=== Your objective ===
Scan the entries below and say how many lines contain "target". Write only the number.

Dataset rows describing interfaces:
·····

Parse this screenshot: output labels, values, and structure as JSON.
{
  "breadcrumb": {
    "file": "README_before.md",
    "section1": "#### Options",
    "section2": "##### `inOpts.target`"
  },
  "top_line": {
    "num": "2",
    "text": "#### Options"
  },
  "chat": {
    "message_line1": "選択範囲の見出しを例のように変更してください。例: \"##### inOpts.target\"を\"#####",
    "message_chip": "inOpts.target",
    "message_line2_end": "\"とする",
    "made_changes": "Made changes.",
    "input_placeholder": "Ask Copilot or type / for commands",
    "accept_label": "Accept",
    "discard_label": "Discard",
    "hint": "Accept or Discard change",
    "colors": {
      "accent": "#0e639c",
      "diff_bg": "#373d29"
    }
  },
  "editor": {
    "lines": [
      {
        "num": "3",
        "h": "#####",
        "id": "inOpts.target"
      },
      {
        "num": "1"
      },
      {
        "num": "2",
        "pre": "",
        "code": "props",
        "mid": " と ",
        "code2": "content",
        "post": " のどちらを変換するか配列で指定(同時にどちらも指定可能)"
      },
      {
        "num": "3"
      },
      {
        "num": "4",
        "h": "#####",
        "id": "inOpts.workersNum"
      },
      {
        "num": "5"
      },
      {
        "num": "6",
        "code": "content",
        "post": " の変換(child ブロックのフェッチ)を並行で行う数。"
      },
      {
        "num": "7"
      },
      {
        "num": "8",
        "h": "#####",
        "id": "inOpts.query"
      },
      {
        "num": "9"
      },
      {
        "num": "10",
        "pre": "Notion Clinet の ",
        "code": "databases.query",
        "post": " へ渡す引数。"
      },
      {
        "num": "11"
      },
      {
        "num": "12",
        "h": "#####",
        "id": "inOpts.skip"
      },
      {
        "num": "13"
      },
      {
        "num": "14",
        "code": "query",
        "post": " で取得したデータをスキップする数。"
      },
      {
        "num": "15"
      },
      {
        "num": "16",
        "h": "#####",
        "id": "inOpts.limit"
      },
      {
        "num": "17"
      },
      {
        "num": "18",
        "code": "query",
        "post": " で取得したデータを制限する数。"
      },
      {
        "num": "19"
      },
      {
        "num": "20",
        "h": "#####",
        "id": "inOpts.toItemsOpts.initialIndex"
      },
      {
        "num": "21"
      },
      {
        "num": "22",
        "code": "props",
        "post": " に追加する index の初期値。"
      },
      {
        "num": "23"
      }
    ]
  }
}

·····

=== Written answer ===
4